Earlier this month, the American Civil Liberties Union of Southern California filed a lawsuit over allegations that “sex abuse, overcrowding, and unhealthy conditions are rampant in three Orange County homeless shelter.” It further alleges the awful conditions have not improved since the organization “released a scathing 2019 report on the county’s emergency shelters.” The suit further states:
“To spend nights in Orange County emergency shelters for people experiencing homelessness, women have had to endure relentless sexual harassment, including highly invasive body searches and voyeurism from staff members, as well as unchecked groping and lewd propositions.”
The suit was filed in Orange County Superior Court and represents 11 shelter residents. According to the suit, the residents were allegedly subjected to “sexual abuse, rampant rodent and bedbug infestations, broken toilets and showers and extreme temperatures at the shelters.” In addition to naming Orange County as a defendant, it also names the city of Anaheim, Illumination Foundation, Midnight Mission, and Mercy House Living Centers & Protection America.
The suit notes that Illumination Foundation is the operator of La Mesa, a shelter funded by the city of Anaheim.
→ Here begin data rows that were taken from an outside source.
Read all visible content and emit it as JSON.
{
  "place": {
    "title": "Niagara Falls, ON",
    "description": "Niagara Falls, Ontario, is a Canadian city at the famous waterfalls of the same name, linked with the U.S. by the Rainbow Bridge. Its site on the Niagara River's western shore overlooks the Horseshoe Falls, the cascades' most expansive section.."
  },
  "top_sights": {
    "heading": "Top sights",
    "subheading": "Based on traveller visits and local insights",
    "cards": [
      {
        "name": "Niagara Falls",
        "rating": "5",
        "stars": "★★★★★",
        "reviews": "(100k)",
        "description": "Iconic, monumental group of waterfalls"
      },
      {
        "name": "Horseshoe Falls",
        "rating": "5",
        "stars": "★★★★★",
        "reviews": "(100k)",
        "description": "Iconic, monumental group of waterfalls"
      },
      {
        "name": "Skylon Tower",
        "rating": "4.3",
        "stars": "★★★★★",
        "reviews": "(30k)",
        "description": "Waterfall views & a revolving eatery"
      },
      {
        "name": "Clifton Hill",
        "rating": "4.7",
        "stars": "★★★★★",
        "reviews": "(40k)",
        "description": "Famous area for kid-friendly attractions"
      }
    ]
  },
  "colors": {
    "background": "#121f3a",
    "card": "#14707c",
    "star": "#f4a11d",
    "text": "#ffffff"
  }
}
The suit further states that “Mercy House operates Bridges at Kraemer Place in Anaheim and Midnight Mission operates the Courtyard, which has more than 400 beds in a former transit center near the Civic Center in Santa Ana.”
According to a 2019 report published by the ACLU, there were problems “at Bridges and the Courtyard, as well as a women’s shelter called SAFEPlace.” The report, written by Eve Garrow, a policy advocate for the ACLU, stated:
“We haven’t seen a lot of progress since we released the report. The county has shown itself to be incapable at the moment of caring for this vulnerable population in a way that respects their rights and the dignity to which they are entitled.”
It’s important to note that SAFEPlace is excluded from the recent suit because it has made major improvements since the 2019 report. That’s not the case with the other shelters, and as a result, the ACLU, joined by law firm Kirkland & Ellis LLP, allege that “conditions at the shelters violate California’s Fair Employment and Housing Act and provisions of the state Constitution that protect freedom of movement and ward against retaliation and invasions of privacy.” Additionally, the organization accuses the defendants of 14 specific acts of unlawful conduct, including negligence, breach of warranty of habitability, the unlawful expenditure of public funds, retaliation, battery, sexual battery, invasion of privacy, sex-based discrimination and harassment, and violation of equal protection and due process.
Garrow said, “We’re looking for resources sufficient to meet the needs of this vulnerable population as well as increased oversight and accountability.”